FTC: Africa and Asia have become hotbeds of payment innovation largely on account of the financial inclusion agenda and widespread use of mobile-phones as a payment channel. Do you think we will see other fintech sub-verticals such as InsurTech, RegTech and PropTech begin to take force in the continent?
YH: Absolutely, and I’ll reference some of the startups in our 2017 Barclays Accelerator. The Sun Exchange is a South African startup that enables anyone, anywhere to own and earn from solar panels that power Africa, India and other developing economies. The company enables users to purchase solar cells, which are then leased to businesses such as hospitals, factories, and schools, generating an income for users and enabling many more organisations to employ cleaner energy.
In Kenya, the fintech start-up Flexpay, provides an automated and secured lay-buy system that manages the purchase of goods. Customers can choose to pay for goods over varying periods of time, making these products accessible to many more buyers.

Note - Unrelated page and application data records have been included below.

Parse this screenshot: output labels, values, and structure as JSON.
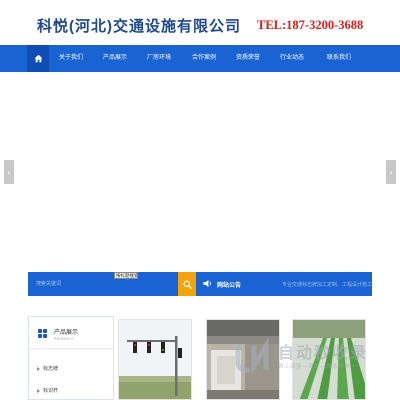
{
  "header": {
    "company_name": "科悦(河北)交通设施有限公司",
    "tel": "TEL:187-3200-3688"
  },
  "nav": {
    "home_icon": "home-icon",
    "items": [
      {
        "label": "关于我们"
      },
      {
        "label": "产品展示"
      },
      {
        "label": "厂房环境"
      },
      {
        "label": "合作案例"
      },
      {
        "label": "资质荣誉"
      },
      {
        "label": "行业动态"
      },
      {
        "label": "联系我们"
      }
    ]
  },
  "banner": {
    "prev_arrow": "‹",
    "next_arrow": "›"
  },
  "search": {
    "placeholder": "搜索关键词",
    "select_value": "按标题搜索",
    "notice_title": "网站公告",
    "notice_text": "专业交通标志牌加工定制、工程设计施工。"
  },
  "sidebar": {
    "title": "产品展示",
    "subtitle": "PRODUCT",
    "items": [
      {
        "label": "标志牌"
      },
      {
        "label": "标识杆"
      }
    ]
  },
  "watermark": {
    "title": "自动秒收录",
    "subtitle": "一 做上链接—来访—自动收录 一"
  },
  "colors": {
    "nav_blue": "#1a63d3",
    "accent_orange": "#f4a40a",
    "tel_red": "#e01a1a",
    "title_blue": "#1f4a8c"
  }
}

We are also working with Sensorit, an innovative start-up that has set out to build technology that improves driving safety and security. Ultimately, customers will be able to benefit from an enhanced driving experience and reduced insurance premiums based on a scoring model deduced from driver behaviour as well as a minimising and positively reducing rate of potential accidents.